Risi Comp will, as the legendary University of Texas Football Coach Daryl Royal once said, “dance with who brung us”, which means Melo and Kaffer handling the driving chores for our Rosso Corsa clad Ferrari 430GT. We had a brilliant start to the year with a win at Sebring and a rather inglorious second race at St. Petersburg, where we DNF’d after leading early (we also had the pole) due to suspension failure. Analysis complete, the team doesn’t expect THAT to happen again and does expect to be very competitive at Long Beach.
We have had success at this track before. Winning in 2007 with Mika Salo and Jaime Melo driving. . We did not do so well in 2008, but two races later we won the 24 Hours of Le Mans, so……not a bad year, that 2008.
Practice time at Long Beach, like St. Petersburg, is severely restricted, a mere 90 total minutes of pre-qualifying practice, so we will count on Rick Mayer’s legendary memory of how to set up the car up for this particular circuit and Jaime Melo’s ability to dial it in quickly (he was the development driver for the 430GT project at Ferrari). Kaffer is a very quick study in the 430GT (he is also a mechanical engineer) and his input adds immensely to the Risi Comp braintrust.
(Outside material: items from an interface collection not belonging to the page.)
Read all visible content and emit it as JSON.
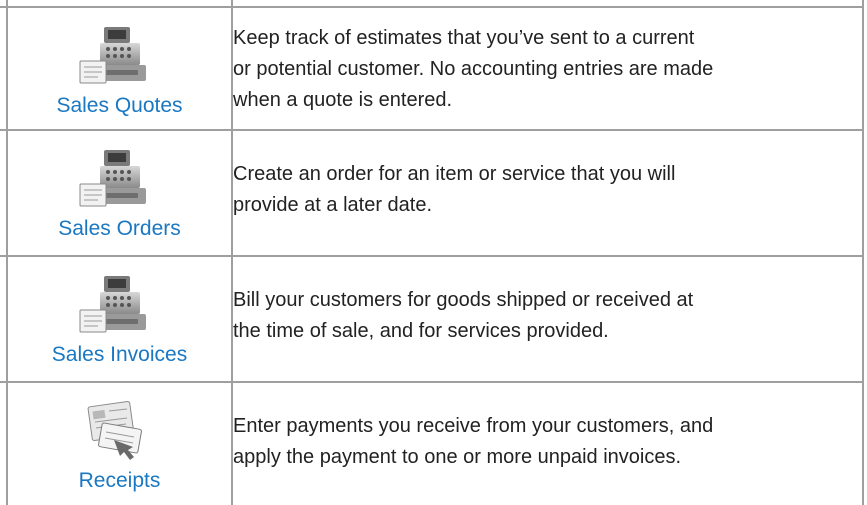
{
  "rows": [
    {
      "icon": "cash-register-icon",
      "label": "Sales Quotes",
      "description_lines": [
        "Keep track of estimates that you’ve sent to a current",
        "or potential customer. No accounting entries are made",
        "when a quote is entered."
      ]
    },
    {
      "icon": "cash-register-icon",
      "label": "Sales Orders",
      "description_lines": [
        "Create an order for an item or service that you will",
        "provide at a later date."
      ]
    },
    {
      "icon": "cash-register-icon",
      "label": "Sales Invoices",
      "description_lines": [
        "Bill your customers for goods shipped or received  at",
        "the time of sale, and for services provided."
      ]
    },
    {
      "icon": "receipt-document-icon",
      "label": "Receipts",
      "description_lines": [
        "Enter payments you receive from your customers, and",
        "apply the payment to one or more unpaid invoices."
      ]
    }
  ],
  "colors": {
    "link": "#1a78c2",
    "text": "#222222",
    "border": "#9f9f9f"
  }
}
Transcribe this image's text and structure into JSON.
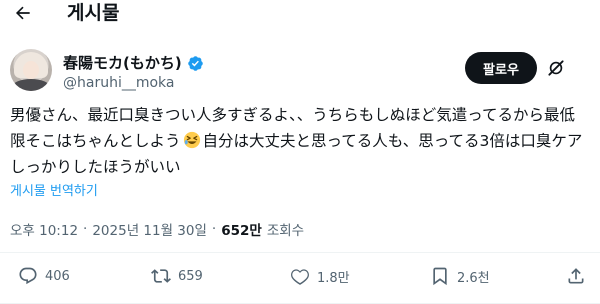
{
  "header": {
    "title": "게시물"
  },
  "author": {
    "display_name": "春陽モカ(もかち)",
    "handle": "@haruhi__moka",
    "verified": true
  },
  "follow_button": {
    "label": "팔로우"
  },
  "tweet": {
    "text_before_emoji": "男優さん、最近口臭きつい人多すぎるよ、、うちらもしぬほど気遣ってるから最低限そこはちゃんとしよう",
    "emoji": "laughing-squint-face",
    "text_after_emoji": "自分は大丈夫と思ってる人も、思ってる3倍は口臭ケアしっかりしたほうがいい"
  },
  "translate": {
    "label": "게시물 번역하기"
  },
  "meta": {
    "time": "오후 10:12",
    "separator": "·",
    "date": "2025년 11월 30일",
    "views_count": "652만",
    "views_label": "조회수"
  },
  "actions": {
    "reply_count": "406",
    "repost_count": "659",
    "like_count": "1.8만",
    "bookmark_count": "2.6천"
  },
  "colors": {
    "text": "#0f1419",
    "secondary": "#536471",
    "link": "#1d9bf0",
    "follow_bg": "#0f1419",
    "verified": "#1d9bf0"
  }
}
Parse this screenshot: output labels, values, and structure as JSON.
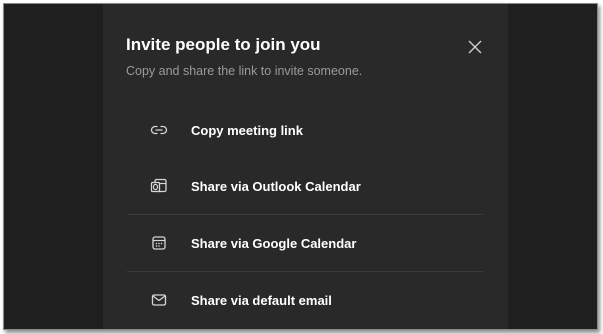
{
  "dialog": {
    "title": "Invite people to join you",
    "subtitle": "Copy and share the link to invite someone.",
    "close_icon": "close-icon"
  },
  "options": [
    {
      "label": "Copy meeting link",
      "icon": "link-icon"
    },
    {
      "label": "Share via Outlook Calendar",
      "icon": "outlook-calendar-icon"
    },
    {
      "label": "Share via Google Calendar",
      "icon": "calendar-icon"
    },
    {
      "label": "Share via default email",
      "icon": "mail-icon"
    }
  ],
  "colors": {
    "background": "#1f1f1f",
    "dialog": "#292929",
    "text": "#ffffff",
    "muted_text": "#9a9a9a",
    "divider": "#3b3b3b"
  }
}
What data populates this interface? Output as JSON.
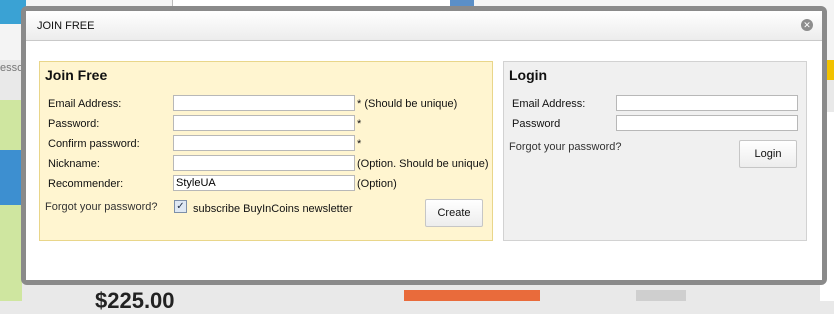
{
  "background": {
    "left_snippet": "essori",
    "price": "$225.00"
  },
  "modal": {
    "title": "JOIN FREE",
    "close_icon": "close-icon"
  },
  "join": {
    "heading": "Join Free",
    "fields": [
      {
        "label": "Email Address:",
        "value": "",
        "note": "* (Should be unique)"
      },
      {
        "label": "Password:",
        "value": "",
        "note": "*"
      },
      {
        "label": "Confirm password:",
        "value": "",
        "note": "*"
      },
      {
        "label": "Nickname:",
        "value": "",
        "note": "(Option. Should be unique)"
      },
      {
        "label": "Recommender:",
        "value": "StyleUA",
        "note": "(Option)"
      }
    ],
    "forgot_link": "Forgot your password?",
    "newsletter_checked": true,
    "newsletter_label": "subscribe BuyInCoins newsletter",
    "create_button": "Create"
  },
  "login": {
    "heading": "Login",
    "fields": [
      {
        "label": "Email Address:",
        "value": ""
      },
      {
        "label": "Password",
        "value": ""
      }
    ],
    "forgot_link": "Forgot your password?",
    "login_button": "Login"
  },
  "colors": {
    "join_panel_bg": "#fff5d0",
    "login_panel_bg": "#f0f0f0",
    "frame": "#8a8a8a"
  }
}
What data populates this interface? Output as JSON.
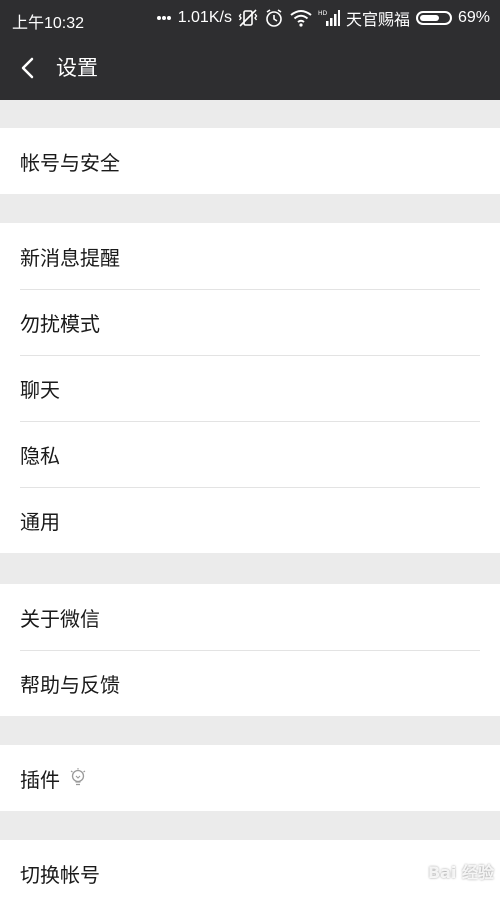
{
  "status_bar": {
    "time": "上午10:32",
    "speed": "1.01K/s",
    "carrier": "天官赐福",
    "battery": "69%",
    "battery_level": 0.69
  },
  "header": {
    "title": "设置"
  },
  "groups": [
    {
      "items": [
        "帐号与安全"
      ]
    },
    {
      "items": [
        "新消息提醒",
        "勿扰模式",
        "聊天",
        "隐私",
        "通用"
      ]
    },
    {
      "items": [
        "关于微信",
        "帮助与反馈"
      ]
    },
    {
      "items": [
        "插件"
      ]
    },
    {
      "items": [
        "切换帐号"
      ]
    }
  ],
  "watermark": "Bai 经验",
  "icons": [
    "back-icon",
    "more-dots-icon",
    "vibrate-icon",
    "alarm-icon",
    "wifi-icon",
    "signal-icon",
    "battery-icon",
    "lightbulb-icon"
  ]
}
A quick path to the optimum setup is a key to victory here and I believe we will get to the proper setup and race pace very expediently.
Here is what expect: it’s a tight track and passing spots are few and far between. It is not a tough track on brakes because there are enough straights to keep the brakes cool. The track is uneven because it’s a street course. There will be celebrities in the stands and in the pits but we will be unable to fulfill their requests for new Ferrari California convertibles because they live in Los Angeles and not in Houston. The stands will be packed. The atmosphere will be electric. Jaime Melo will put on an amazing show during qualifying. The pits will be crowded and jammed and the yellow flags will be few, because the car count is down and there are fewer things to hit on the track. The hairpin will equalize P1 and P2 cars. The Zone may be achieved, again.
Here’s what not to expect: another DNF due to suspension problems for the Ferrari 430GT. Last place on the grid due to poor qualifying speed. An inability to take advantage of the course and the strategy. A lack of competitive zeal from the Porsche and BMW factory teams (they’re here to win, too). It will not be a walkover for any team.
“One of These Nights” by The Eagles was the opening cut in their seminal “HOTEL CALIFORNIA” Album. It’s a song written about Los Angeles and it pretty much sums up the sentiment at Risi Comp as we get ready for battle at the concrete jungle that is the Long Beach Grand Prix.
We’re here. We’re pumped. Let’s race.
“You got your demons
You got desires
Well, I got a few of my own”
—One of These Nights. Eagles
You got it.